Dan Spilo is speaking out about the incident that made him the first-ever contestant to get booted off of “Survivor: Island of the Idols.”
Spilo was ejected at the end of last Wednesday’s episode following what was initially described as an off-camera incident.
Now, he’s apologizing to his fellow contestants, specifically, Kellee Kim, who accused the Hollywood agent of inappropriate behavior earlier in the season.
“I am deeply sorry for how my actions affected Kellee during the taping of this season of ‘Survivor,’” the 48-year-old said in a statement to People magazine.
“After apologizing at the tribal council when I first learned that Kellee still felt uncomfortable, I want to make sure I do so again, clearly and unambiguously."
“I truly regret that anyone was made to feel uncomfortable by my behavior,” Spilo continued. “In my life, I have always tried to treat others with decency, integrity and kindness.
"I can only hope that my actions in the future can help me to make amends and show me to be the kind of father, husband, colleague and friend that I always aim to be," he added.
The current season of “Survivor” is shaping up to be one of the most controversial – it's the first time a contestant was ejected in the show’s 39-season history and 19-year run.
On the December 11 episode, show host Jeff Probst informed contestants that Dan Spilo would no longer be participating in the competition.
He refused to elaborate on what happened, though People reports that the incident in question involved Spilo touching a female producer's thigh.
“Dan was removed from the game after a report of another incident, which happened off-camera and did not involve a player,” read a message that flashed across the screen.
Former and current contestants spoke out and commended the network for taking appropriate action against someone who had been warned once before about his behavior.
“I am proud of CBS and Survivor for ejecting Dan from the game, especially considering it is so late in the season,” former contestant Ciera Eastin told US Weekly.
The three-time player continued to back the network for their decision saying she was sure “this decision was not taken lightly, and I’m proud of CBS for putting their players and their producers first.
She told the publication that Spilo was giving “multiple opportunities to change his actions and when it didn’t happen Jeff was really left with no other choice. I have always felt safe and a priority to Jeff and all the producers when I have played, and I am not surprised at all that they would continue to put the safety of their players and crew first.”
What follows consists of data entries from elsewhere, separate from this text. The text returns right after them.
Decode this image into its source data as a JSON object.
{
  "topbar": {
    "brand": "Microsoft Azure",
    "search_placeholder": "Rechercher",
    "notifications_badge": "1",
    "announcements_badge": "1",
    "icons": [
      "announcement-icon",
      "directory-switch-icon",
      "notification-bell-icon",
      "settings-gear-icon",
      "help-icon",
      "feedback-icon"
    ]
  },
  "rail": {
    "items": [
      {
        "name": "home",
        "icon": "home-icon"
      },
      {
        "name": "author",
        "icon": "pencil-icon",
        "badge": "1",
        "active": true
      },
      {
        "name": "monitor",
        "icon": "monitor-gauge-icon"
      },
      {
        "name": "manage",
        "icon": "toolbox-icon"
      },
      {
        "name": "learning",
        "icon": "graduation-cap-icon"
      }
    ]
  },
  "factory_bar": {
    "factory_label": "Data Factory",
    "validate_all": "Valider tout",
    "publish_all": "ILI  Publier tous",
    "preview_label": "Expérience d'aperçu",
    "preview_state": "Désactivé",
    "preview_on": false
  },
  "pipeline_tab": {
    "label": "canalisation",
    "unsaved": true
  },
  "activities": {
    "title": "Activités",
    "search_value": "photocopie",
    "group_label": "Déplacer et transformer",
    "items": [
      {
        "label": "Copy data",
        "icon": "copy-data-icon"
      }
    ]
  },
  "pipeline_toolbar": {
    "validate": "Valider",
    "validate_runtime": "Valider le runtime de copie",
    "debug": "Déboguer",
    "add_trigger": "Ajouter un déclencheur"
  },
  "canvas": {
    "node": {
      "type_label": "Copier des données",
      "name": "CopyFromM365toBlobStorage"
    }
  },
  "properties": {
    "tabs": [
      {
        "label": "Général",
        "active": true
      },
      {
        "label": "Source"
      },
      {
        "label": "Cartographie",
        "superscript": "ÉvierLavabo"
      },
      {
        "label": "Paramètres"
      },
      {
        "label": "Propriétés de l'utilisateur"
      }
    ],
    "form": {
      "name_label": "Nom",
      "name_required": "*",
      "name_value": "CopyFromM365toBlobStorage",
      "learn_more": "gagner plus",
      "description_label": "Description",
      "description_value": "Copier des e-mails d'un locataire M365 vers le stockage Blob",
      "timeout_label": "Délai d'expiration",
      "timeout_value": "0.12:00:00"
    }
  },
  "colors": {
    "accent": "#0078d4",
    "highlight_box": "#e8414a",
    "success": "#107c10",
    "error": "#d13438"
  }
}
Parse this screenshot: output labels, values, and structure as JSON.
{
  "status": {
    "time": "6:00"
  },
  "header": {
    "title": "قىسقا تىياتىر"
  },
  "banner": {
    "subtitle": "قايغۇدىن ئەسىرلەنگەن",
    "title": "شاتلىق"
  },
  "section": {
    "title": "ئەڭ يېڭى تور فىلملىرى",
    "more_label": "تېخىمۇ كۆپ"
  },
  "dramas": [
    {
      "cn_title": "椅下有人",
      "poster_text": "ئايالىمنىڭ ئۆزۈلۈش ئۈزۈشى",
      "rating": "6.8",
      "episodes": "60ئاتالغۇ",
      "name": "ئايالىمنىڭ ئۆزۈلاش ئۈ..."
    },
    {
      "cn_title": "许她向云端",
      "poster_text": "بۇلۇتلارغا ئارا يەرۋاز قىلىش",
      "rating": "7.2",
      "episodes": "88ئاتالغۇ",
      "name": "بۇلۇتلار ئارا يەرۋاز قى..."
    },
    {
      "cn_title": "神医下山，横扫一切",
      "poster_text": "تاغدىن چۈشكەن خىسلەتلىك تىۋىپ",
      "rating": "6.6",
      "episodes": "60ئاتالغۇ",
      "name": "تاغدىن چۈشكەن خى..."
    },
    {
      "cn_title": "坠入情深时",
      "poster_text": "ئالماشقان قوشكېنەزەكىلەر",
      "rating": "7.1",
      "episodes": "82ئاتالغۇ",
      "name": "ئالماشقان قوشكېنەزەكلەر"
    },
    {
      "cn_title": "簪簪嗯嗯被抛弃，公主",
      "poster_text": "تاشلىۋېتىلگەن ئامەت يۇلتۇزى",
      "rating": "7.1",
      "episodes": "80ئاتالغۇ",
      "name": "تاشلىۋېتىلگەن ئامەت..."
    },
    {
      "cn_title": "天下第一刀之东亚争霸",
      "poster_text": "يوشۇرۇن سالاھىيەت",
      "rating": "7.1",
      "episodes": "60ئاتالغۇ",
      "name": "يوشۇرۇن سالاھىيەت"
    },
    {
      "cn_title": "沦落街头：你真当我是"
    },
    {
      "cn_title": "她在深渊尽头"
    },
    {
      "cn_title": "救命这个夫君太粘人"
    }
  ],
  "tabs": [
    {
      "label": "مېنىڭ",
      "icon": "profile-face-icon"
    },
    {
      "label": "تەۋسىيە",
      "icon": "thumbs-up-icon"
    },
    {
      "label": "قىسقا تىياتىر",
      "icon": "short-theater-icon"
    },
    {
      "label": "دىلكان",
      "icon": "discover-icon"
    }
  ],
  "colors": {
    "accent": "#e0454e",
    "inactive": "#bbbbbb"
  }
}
Another contestant, Benjamin “Coach” Wade shared a similar sentiment telling the publication that, “CBS, Survivor, and all production and crew have proven that they have what it takes to be the ultimate survivor, in terms of ratings and longevity. If they are doing it, we can be assured that it’s for a damn good reason.”
“Survivor” plans to air a pretaped reunion for the first time out of “concerns over security and the sensitive nature of this season,” according to Entertainment Weekly.
“There has to be some reason they want to be able to control the conversation,” Eastin explained adding, “I know this is a sensitive matter and the first time they have had to deal with something of this nature. And I trust they will do what is right for the victims, for the show, and remembering Dan also has a family watching at home.”
Following the episode, Probst told People that Spilo’s actions happened off-camera adding, “at least one other contestant witnessed it.”
Following Spilo’s exit, contestant Kim revealed that Spilo did not respect her personal space even after being asked multiple times.
She made her feelings known in a lengthy post on Twitter, "While Dan's dismissal has validated the concerns that I raised from the beginning of this season, I wish that no one else had to be subjected to this type of behavior.”
She also added that she believed Spilo was kicked off for “once again, inappropriate touching.”
Probst refused to offer up any other information telling Entertainment Weekly it was “out of respect for privacy and confidentiality."
He admitted that the decision was hard yet necessary and discussed with lawyers at length.